Heading Into Retirement With Student Loans 2023

Heading Into Retirement With Student Loans 2023

Heading Into Retirement With Student Loans 2023

The Consumer Financial Protection Bureau (CFPB) says that between 2012 and 2017, the number of people with student loans who are 60 or older rose by at least 20%. Also, the amount of student loan debt in more than 75% of states went up by at least 50%.

When put together, these two numbers show a worrying trend that could cause a lot of trouble for older Americans’ finances in the coming years if they have to keep paying back loans after they retire.

Why It Takes Place

Most older people who have student loan debt did not take out the loans to pay for their own college. The CFPB report found that 73% of people got loans for their children or grandchildren or cosigned for them. Only 27% said they got loans for themselves or their spouses.

Cosigners of loans can get into trouble if the people who got the loans don’t pay them back when they said they would. By cosigning, they are just as responsible for paying back the loan as if it were theirs alone.

Loans for college and Social Security

Your student loan debt can take up to 15% of your Social Security payments, but your monthly benefit can’t go below $750. Also, garnishment can’t happen until two years after you stop paying on a loan. This gives you plenty of time to talk to the loan servicer about changing the payment plan.

Cons of Paying Off Loans After Retirement

Since most student loan debt can’t be wiped out by filing for bankruptcy (it is possible in some rare cases), pre-retirees who still owe money often have to deal with some or all of the following problems.

They have to work past the normal age of retirement. Their Social Security and other retirement income may not be enough to cover their living costs and the loan payment.

They give up saving for retirement. A study by the Association of Young Americans (AYA) and the AARP found that 31% of baby boomers say that loan debt has either made it harder for them to save for retirement or forced them to take money out of their nest egg before they were ready.

They put off getting medical care. Also, the AYA/AARP study found that about 9% of seniors put off getting medical care because of student loan debt.

They have problems with their credit. Credit Sesame says that it can be hard for older people with at least $40,000 in student debt to get the new loans they need to fix up their homes, buy cars, or pay for other big expenses. The AYA/AARP study also found that 32% of people didn’t buy homes because they still had student loan debt.

They can’t take care of their families. More than 25% of boomers say that their student loan debt kept them from giving money to family members in need.

The government takes their Social Security benefits. According to the American Seniors Association, retirees who can’t pay back their federal student loans on time may find that their lenders have taken some of their Social Security benefits or tax refunds.

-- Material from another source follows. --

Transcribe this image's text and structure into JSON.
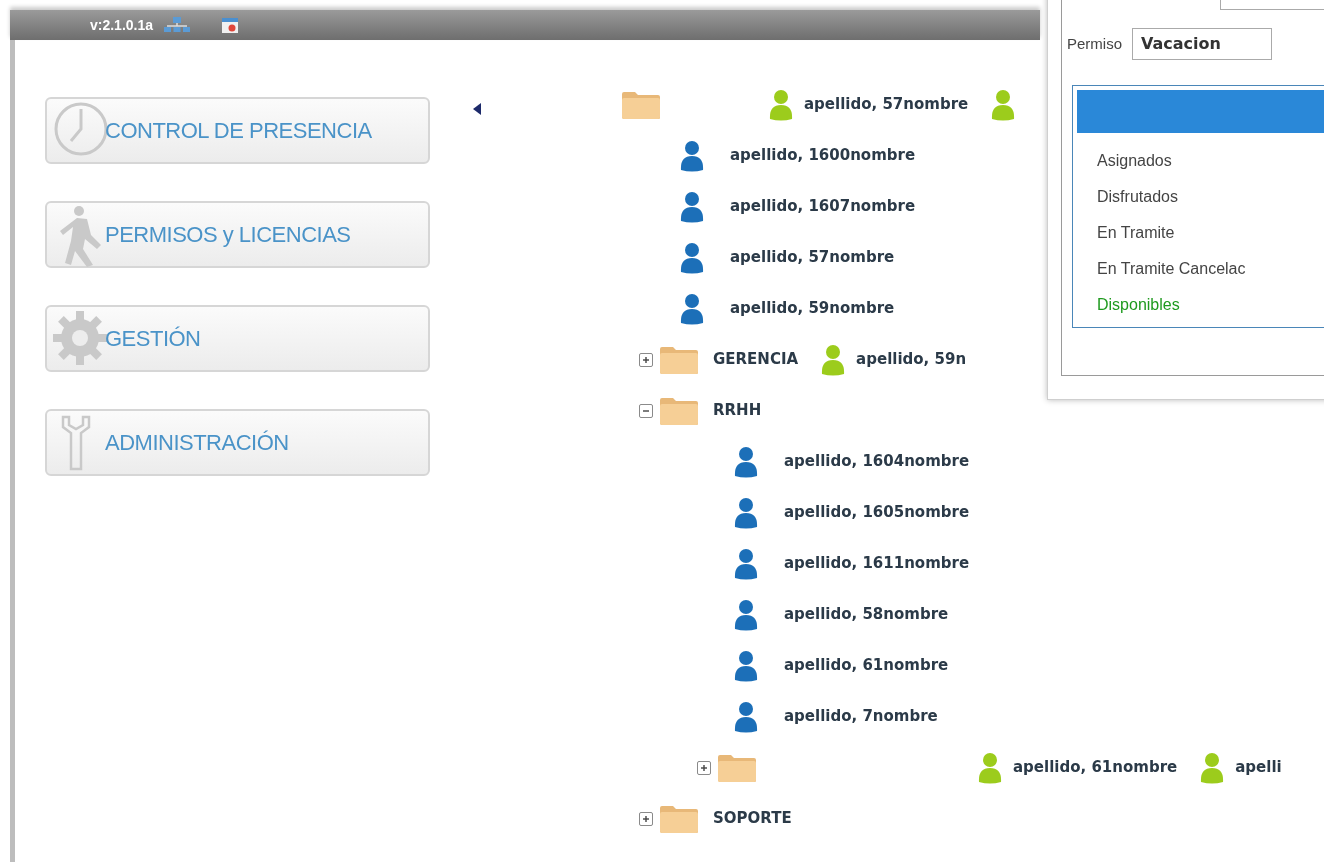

How to keep problems with student loans to a minimum

There are some good things you can do both before and after you take out a student loan or cosign for one.

Talk to people in an honest way before you borrow.

Before you cosign for a loan, talk to your co-borrower about how much you need to borrow and how long it will take to pay it back. Talk about how scholarships, cheaper colleges, or other options could help reduce the amount of debt.

Plan for what could go wrong.

Before you agree, make sure you can pay the loan payments on your own if your co-signer can’t. If other family members offer you a safety net, ask them to write it down in case they forget.

Check on the loan

After you borrow money, make sure the loan servicer sends you regular statements that show the amount you owe, how much you’ve paid, the interest rate, and when the loan will be paid off. File a complaint with the Consumer Financial Protection Bureau (CFPB) if you don’t get this information on time or if you get too many annoying phone calls or letters.

Know how you can pay back your debt.

Programs like deferment and forbearance can let you temporarily stop making payments if you are having trouble feeding your family or paying other bills. Consolidating multiple student loans may result in smaller payments.

There are also other repayment options that might help, including Income-Based Repayment (IBR), Income-Contingent Repayment (ICR), Pay As You Earn (PAYE), and Revised Pay As You Earn (REPAYE) (REPAYE). Some programs forgive an existing balance after 20 years or if you pass away.